Directions for this task => Below are the records. List every line holding the word "plays".

· · · ·

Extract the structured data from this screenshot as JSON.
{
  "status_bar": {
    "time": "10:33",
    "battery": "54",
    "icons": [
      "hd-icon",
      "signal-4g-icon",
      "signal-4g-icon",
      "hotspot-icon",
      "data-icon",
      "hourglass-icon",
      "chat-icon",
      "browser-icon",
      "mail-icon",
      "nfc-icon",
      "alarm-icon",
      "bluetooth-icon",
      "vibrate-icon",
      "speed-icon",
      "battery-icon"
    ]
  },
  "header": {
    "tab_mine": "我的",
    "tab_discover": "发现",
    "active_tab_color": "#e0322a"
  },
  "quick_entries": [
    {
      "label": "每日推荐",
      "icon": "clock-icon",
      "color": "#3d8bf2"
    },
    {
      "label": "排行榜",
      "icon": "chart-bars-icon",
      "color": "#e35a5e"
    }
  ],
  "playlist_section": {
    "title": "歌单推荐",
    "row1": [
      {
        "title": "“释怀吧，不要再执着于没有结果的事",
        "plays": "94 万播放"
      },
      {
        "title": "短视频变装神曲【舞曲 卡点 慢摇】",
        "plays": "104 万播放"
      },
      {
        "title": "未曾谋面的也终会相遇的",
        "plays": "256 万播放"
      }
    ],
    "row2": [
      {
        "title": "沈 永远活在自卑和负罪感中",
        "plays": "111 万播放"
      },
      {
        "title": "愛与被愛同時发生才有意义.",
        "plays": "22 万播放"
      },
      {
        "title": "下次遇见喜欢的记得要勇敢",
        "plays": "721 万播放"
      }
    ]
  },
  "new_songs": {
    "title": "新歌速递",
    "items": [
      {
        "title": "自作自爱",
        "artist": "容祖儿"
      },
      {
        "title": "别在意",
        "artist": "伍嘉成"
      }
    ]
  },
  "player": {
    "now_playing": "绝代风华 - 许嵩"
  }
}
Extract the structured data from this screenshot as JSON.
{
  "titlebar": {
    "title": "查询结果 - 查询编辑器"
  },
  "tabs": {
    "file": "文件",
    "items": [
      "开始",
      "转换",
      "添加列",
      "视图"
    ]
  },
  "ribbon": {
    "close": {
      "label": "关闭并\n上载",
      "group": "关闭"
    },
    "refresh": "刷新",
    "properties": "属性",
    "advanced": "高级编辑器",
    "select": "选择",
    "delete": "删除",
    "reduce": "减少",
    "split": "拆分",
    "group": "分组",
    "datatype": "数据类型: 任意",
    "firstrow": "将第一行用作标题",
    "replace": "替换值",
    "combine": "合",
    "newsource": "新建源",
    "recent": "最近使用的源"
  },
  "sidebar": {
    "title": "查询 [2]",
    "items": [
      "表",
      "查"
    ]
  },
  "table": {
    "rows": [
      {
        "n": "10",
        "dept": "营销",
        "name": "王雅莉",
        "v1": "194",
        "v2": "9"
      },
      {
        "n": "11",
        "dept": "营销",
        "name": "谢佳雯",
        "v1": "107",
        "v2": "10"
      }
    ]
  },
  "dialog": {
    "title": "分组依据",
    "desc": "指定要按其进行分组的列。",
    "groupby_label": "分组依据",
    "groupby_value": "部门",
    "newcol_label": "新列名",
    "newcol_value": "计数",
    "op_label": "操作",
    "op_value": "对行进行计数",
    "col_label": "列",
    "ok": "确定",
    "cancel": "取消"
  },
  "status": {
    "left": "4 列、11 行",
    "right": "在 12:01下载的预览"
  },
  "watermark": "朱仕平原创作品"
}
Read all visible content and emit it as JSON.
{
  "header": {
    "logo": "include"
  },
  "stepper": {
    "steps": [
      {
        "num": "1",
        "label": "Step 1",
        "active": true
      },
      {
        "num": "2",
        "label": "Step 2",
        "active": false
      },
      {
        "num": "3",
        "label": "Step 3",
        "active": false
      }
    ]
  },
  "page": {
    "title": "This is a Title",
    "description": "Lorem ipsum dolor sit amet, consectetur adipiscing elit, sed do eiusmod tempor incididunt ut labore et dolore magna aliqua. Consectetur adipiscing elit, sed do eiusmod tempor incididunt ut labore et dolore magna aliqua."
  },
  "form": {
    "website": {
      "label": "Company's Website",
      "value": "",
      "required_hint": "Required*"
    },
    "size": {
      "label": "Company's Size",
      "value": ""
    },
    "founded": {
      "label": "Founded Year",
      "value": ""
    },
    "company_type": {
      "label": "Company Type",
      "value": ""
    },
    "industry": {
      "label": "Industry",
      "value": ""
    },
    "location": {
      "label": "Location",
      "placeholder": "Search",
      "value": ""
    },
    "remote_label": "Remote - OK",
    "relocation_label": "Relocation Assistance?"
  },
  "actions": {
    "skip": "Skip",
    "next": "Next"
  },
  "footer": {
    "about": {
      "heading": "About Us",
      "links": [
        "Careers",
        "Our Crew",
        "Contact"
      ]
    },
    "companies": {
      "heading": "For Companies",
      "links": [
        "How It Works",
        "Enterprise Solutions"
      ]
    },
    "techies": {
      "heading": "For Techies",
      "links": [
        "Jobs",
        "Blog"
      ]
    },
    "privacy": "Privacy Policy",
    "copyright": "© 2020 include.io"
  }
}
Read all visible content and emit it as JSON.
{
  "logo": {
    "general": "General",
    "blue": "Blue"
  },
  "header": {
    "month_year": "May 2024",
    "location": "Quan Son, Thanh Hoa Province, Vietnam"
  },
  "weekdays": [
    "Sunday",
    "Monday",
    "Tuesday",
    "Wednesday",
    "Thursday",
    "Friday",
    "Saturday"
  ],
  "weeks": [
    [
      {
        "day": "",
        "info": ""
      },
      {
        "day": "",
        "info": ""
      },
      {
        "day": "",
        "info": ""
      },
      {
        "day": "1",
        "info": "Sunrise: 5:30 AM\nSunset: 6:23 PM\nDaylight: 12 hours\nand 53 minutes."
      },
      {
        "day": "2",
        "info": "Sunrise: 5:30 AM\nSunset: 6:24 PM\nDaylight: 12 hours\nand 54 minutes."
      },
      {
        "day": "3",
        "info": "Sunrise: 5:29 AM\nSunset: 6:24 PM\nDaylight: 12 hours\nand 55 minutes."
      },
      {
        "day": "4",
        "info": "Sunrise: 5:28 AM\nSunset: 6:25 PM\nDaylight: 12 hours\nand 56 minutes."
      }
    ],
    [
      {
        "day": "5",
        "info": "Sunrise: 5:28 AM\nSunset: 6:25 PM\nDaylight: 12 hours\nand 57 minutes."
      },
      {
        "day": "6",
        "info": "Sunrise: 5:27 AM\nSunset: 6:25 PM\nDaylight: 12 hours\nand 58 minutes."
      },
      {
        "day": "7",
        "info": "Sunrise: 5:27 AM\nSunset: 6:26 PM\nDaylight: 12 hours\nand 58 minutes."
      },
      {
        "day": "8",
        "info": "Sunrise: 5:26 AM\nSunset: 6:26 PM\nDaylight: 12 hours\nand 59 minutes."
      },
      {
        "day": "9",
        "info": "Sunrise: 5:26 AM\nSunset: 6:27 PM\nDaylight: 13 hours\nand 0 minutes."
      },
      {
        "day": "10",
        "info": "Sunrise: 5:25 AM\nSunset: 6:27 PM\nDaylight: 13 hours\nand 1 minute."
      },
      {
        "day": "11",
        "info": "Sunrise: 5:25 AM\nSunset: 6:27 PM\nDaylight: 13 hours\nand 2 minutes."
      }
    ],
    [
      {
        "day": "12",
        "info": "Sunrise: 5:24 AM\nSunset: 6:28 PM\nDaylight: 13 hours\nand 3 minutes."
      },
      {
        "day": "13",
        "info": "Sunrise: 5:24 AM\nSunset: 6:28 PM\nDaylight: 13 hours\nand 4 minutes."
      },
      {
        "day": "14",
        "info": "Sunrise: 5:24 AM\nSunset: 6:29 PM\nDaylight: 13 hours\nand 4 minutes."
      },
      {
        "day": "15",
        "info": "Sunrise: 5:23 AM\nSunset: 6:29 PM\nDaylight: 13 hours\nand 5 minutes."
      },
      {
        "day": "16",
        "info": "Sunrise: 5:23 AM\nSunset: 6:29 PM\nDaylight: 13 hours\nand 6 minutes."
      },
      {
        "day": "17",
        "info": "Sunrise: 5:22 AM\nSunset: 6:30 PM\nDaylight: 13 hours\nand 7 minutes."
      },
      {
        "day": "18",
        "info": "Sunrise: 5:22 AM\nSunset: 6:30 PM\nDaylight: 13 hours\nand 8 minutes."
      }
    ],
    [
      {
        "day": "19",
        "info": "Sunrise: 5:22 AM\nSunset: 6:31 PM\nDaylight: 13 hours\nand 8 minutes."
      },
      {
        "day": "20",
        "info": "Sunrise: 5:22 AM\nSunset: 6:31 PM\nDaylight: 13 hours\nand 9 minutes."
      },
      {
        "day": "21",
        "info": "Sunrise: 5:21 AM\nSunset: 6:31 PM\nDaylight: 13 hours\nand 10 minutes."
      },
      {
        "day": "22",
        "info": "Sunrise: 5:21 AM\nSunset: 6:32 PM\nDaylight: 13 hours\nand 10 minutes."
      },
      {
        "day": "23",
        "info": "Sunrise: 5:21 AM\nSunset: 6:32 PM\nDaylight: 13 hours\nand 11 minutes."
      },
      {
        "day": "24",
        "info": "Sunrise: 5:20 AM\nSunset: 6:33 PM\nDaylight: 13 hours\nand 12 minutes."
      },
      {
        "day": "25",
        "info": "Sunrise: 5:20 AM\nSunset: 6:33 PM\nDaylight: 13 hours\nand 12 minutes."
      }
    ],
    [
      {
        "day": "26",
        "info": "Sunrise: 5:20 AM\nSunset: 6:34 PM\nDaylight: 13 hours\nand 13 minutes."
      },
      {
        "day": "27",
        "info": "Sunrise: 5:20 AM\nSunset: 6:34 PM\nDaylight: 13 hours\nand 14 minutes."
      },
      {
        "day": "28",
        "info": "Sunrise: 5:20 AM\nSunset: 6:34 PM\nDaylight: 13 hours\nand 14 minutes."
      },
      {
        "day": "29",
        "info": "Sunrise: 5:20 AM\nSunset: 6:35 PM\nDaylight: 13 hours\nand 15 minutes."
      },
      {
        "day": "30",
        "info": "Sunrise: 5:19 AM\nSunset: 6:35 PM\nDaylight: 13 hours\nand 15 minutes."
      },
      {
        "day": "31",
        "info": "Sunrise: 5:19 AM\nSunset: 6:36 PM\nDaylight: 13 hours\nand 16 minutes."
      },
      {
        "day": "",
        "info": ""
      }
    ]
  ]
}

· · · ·

Answer box =>
        "plays": "94 万播放"
        "plays": "104 万播放"
        "plays": "256 万播放"
        "plays": "111 万播放"
        "plays": "22 万播放"
        "plays": "721 万播放"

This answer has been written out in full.